**Aim of the task**. Locate every line in the records below that holds the word "object" and return each one.

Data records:
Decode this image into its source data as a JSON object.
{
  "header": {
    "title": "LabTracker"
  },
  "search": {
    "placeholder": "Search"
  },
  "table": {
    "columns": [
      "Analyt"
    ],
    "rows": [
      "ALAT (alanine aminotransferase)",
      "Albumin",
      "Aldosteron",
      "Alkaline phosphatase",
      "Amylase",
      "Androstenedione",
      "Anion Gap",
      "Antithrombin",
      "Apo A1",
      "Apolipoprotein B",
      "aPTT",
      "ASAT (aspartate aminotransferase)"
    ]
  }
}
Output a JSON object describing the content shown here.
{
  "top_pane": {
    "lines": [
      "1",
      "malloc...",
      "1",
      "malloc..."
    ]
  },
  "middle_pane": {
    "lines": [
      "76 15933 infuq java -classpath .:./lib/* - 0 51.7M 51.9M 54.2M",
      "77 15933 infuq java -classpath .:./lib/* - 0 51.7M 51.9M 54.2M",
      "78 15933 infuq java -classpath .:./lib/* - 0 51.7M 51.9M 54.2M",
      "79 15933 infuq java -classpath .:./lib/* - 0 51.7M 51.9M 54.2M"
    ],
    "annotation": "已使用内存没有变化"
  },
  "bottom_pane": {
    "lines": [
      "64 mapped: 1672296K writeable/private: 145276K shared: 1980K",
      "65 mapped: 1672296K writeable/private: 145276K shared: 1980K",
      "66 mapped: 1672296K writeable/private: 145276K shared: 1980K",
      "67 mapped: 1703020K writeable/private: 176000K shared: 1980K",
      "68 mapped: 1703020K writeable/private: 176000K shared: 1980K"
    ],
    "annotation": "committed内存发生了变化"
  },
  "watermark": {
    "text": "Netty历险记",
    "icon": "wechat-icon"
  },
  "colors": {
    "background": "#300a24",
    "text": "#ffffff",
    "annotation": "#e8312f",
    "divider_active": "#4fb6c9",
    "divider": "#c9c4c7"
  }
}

**Response area**.
Decode this image into its source data as a JSON object.
Output a JSON object describing the content shown here.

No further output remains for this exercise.